San Diego developer Pacifica Cos. is nearing completion on a $34 million boutique luxury hotel in Imperial Beach, called Pier South, that local planners are also hoping serves as a big economic catalyst for the city and South County.
Allison Rolfe, Pacifica’s director of planning, said a late June opening is tentatively planned for the 78-room waterfront hotel, being built on the site of what was once Seacoast Inn. The new four-story hotel will include a 113-space underground parking lot, a rooftop patio, pool, meeting and event rooms, fitness room and an on-site restaurant operated by locally based Cohn Restaurant Group.
“Seacoast Inn was a linear building that had sort of a fortress structure,” said Rolfe. “This hotel has two curved and intersecting wings, where all of the rooms have views of the ocean.”

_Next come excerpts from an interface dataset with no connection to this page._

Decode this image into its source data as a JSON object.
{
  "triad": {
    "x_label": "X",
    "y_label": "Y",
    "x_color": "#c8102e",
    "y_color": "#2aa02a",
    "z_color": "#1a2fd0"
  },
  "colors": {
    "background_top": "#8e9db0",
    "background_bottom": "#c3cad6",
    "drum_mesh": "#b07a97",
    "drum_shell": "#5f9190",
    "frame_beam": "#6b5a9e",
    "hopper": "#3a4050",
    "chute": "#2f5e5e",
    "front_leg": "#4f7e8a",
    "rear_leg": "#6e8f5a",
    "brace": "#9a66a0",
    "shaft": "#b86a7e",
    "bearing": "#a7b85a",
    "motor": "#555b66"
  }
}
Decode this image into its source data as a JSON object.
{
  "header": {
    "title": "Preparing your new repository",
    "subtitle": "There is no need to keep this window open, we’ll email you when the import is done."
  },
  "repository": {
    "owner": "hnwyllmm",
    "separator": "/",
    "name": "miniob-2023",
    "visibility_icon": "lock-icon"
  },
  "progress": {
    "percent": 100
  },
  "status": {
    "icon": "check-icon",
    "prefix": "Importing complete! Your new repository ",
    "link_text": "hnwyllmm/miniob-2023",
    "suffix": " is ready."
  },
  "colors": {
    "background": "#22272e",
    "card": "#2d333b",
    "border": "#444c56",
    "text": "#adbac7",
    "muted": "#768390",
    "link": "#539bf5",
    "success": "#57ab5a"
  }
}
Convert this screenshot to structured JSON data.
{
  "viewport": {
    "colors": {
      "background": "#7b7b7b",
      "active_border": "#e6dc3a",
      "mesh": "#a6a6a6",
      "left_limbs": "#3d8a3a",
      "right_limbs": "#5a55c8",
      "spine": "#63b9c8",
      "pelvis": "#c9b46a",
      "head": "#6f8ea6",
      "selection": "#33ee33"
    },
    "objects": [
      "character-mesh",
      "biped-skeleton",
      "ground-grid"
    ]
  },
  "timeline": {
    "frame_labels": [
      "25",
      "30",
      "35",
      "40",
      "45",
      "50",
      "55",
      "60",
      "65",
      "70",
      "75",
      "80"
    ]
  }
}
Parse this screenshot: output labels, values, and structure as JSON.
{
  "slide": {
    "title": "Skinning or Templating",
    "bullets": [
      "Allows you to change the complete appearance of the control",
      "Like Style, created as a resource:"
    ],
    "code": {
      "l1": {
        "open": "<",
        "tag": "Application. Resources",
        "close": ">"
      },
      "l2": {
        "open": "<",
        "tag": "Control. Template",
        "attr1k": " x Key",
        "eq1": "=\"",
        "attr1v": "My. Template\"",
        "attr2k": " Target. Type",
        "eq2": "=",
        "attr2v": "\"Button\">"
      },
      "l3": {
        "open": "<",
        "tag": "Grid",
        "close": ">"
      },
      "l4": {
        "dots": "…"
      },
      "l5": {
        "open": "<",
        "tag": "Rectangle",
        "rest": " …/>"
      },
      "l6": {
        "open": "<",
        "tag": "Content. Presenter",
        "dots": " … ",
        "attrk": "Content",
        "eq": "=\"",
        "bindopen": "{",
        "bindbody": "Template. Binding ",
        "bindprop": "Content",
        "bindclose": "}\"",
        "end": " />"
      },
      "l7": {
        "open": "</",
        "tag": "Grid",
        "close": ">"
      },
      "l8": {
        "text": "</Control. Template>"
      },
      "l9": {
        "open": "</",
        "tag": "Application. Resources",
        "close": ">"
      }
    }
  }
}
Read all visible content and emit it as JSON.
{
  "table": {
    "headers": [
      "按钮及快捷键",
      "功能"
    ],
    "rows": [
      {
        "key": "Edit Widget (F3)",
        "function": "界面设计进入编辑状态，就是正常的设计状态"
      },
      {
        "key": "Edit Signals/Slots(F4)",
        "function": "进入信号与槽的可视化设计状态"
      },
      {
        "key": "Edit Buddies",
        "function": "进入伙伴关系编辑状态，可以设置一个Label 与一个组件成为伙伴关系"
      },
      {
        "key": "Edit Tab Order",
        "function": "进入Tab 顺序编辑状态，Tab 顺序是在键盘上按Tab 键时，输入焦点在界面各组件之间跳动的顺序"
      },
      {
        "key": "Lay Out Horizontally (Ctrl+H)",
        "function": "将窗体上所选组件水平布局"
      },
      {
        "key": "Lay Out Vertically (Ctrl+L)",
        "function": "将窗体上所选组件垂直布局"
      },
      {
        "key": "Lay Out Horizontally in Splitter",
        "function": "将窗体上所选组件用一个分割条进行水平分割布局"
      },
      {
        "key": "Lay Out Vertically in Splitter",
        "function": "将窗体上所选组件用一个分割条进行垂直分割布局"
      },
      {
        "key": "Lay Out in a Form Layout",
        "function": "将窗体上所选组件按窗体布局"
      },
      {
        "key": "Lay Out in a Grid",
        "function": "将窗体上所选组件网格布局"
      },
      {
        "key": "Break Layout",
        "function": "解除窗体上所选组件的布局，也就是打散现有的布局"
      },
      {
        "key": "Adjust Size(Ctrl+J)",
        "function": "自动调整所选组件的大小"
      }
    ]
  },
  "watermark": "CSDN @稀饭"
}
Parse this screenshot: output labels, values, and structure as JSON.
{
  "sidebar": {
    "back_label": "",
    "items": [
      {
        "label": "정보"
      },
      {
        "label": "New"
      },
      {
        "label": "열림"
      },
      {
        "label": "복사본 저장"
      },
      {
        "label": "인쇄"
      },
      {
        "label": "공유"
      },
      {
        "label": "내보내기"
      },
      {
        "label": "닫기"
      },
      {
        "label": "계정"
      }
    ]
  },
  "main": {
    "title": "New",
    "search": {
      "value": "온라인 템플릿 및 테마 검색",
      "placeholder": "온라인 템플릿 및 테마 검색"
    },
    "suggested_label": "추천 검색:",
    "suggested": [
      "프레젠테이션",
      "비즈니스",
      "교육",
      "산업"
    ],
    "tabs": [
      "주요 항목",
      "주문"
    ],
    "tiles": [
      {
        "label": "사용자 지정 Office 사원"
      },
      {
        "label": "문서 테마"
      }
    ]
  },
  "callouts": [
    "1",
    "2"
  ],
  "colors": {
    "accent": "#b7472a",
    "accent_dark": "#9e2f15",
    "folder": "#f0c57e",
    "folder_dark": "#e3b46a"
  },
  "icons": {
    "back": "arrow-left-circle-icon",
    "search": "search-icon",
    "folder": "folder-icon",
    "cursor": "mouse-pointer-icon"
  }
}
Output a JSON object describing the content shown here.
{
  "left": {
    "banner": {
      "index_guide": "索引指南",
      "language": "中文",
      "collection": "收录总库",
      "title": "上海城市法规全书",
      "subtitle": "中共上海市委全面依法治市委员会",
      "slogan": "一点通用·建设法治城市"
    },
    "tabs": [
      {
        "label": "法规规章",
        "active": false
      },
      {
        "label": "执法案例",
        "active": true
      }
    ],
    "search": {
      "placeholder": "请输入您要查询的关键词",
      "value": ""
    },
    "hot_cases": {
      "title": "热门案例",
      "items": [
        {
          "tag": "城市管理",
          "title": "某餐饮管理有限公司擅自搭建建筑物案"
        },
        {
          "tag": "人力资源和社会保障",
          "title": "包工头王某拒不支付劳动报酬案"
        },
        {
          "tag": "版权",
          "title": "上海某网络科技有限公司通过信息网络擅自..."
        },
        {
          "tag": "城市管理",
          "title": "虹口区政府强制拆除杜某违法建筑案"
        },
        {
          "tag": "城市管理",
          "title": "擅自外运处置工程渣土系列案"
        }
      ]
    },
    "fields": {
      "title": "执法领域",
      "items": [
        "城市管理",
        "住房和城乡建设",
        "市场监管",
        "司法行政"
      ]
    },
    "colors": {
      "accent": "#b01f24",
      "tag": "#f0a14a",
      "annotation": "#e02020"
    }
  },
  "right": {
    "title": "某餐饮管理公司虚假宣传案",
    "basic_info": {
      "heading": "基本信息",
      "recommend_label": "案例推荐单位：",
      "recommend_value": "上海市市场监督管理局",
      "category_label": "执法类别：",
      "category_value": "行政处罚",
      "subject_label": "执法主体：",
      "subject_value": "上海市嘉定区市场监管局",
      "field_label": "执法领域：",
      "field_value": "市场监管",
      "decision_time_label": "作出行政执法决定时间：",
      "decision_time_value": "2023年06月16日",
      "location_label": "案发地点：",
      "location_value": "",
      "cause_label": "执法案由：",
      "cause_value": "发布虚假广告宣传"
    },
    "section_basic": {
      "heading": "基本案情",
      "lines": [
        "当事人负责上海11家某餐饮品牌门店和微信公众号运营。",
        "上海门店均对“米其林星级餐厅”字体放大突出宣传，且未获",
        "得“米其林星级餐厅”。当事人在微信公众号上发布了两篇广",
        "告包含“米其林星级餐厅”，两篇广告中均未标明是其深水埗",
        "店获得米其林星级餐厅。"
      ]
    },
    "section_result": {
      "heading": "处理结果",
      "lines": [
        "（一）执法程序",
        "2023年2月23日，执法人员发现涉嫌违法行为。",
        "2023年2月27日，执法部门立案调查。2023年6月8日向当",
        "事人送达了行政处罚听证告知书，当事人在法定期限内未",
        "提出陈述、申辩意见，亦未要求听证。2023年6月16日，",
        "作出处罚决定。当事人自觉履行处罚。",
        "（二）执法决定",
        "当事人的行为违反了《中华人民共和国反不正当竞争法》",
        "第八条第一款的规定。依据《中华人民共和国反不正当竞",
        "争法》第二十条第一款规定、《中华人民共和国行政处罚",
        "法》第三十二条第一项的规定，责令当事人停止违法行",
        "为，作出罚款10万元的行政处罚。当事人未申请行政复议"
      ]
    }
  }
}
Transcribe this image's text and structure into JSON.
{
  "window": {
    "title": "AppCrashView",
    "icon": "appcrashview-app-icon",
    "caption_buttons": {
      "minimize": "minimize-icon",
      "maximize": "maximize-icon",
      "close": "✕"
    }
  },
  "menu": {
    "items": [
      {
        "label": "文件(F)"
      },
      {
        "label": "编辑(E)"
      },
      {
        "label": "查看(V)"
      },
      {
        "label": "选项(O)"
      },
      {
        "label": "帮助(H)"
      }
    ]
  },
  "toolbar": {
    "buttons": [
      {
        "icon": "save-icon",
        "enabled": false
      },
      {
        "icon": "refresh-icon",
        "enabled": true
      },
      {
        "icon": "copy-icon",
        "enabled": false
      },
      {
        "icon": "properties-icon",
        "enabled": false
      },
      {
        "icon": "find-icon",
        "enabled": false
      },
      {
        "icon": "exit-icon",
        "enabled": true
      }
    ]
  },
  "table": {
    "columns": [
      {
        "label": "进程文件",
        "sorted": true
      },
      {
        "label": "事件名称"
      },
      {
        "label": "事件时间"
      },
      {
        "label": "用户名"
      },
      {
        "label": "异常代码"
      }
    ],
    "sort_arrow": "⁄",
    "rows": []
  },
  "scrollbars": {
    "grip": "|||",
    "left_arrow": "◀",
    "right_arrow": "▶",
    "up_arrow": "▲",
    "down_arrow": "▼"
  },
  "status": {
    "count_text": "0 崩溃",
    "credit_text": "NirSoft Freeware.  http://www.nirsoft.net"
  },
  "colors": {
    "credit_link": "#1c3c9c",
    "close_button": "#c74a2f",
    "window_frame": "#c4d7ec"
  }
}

Located off Seacoast Drive, Pier South will be operated by Pacifica’s hospitality management division, Pacifica Host Hotels, under a licensing agreement with Marriott International Inc.’s Autograph Collection luxury brand.
Developers and regional economic development leaders view the new hotel not only as a replacement for the low-frills, 38-room Seacoast Inn, a fixture at the site for more than 50 years before it was razed in 2010, but a chance to bring wider economic benefits to Imperial Beach and the surrounding South County region.
“It’s definitely going to be a good thing to show visitors what’s happening in this part of the county,’’ said Cindy Gompper-Graves, president and CEO of the South County Economic Development Council. “Having a nice waterfront hotel with a Cohn restaurant is also going to boost the perception of what’s available to do in Imperial Beach.”
Arriving hotel guests and prospective visitors will have access to new materials being distributed and posted online by the development council, touting in-city activities like biking and surfing, and regional attractions such as Sleep Train Amphitheater, Living Coast Discovery Center (formerly Chula Vista Nature Center), and the upcoming Aquatica San Diego, formerly Knott’s Soak City.
The development council has already booked its annual public officials gathering, which draws around 400 from around San Diego County, for September at the new hotel. Gompper-Graves said Pier South’s group and event amenities should help spur return visits to Imperial Beach and South County in the long run.
“From a tourism standpoint, you want a hotel to attract business people, because if they like what they see they’ll come back with their families for vacations,” she said, adding business visitors might also consider setting up companies or office locations in the region.
The new restaurant at Pier South, which has not yet been named, will be the 16th for San Diego-based Cohn Restaurant Group and its first in Imperial Beach. President David Cohn said the new operation, spearheaded by longtime restaurateur Ken Irvine, will likely feature seafood and other Baja and Mediterranean-style items, with a décor in line with the hotel’s upscale beachside theme.
“This will be our first restaurant in South County, and we’ve definitely been looking to go into some of this county’s underserved areas, not just the over-served areas,” said Cohn, noting the company’s recent debuts in places such as Oceanside and Escondido.
Greg Wade, Imperial Beach’s assistant city manager, said officials are anticipating more openings by businesses attracted to the newly revived beach area. For instance, he noted that locally based Filippi’s Pizza Grotto recently opened a new location about two blocks from the new hotel and has been well received.
“We know that Cohn has an excellent reputation for developing destination restaurants, and we’re also very excited about this investment by Pacifica,” Wade said. “What’s happening there now has been a long time in coming.”
Rolfe said the hotel project created about 300 construction-related jobs, and Pier South is expected to employ approximately 55 permanent workers when it is up and running.
“We definitely see this as a potential catalyst for that area,” Rolfe said. “The original plan a few years ago was just to do a renovation of Seacoast Inn, but the city approached us about a potentially larger hotel project that might help jump-start redevelopment.”
A city-initiated vision-plan study in 2000 concluded that redevelopment of Seacoast Inn would be the most significant “first step” in fostering a revival of the beachside neighborhood. Imperial Beach officials subsequently adopted a “Survival Plan” and made changes to city codes to allow more flexibility for hotel development.
An ecotourism study, commissioned by the city and the California Coastal Conservancy in 2005, also identified redevelopment of the Seacoast Inn as a primary development objective.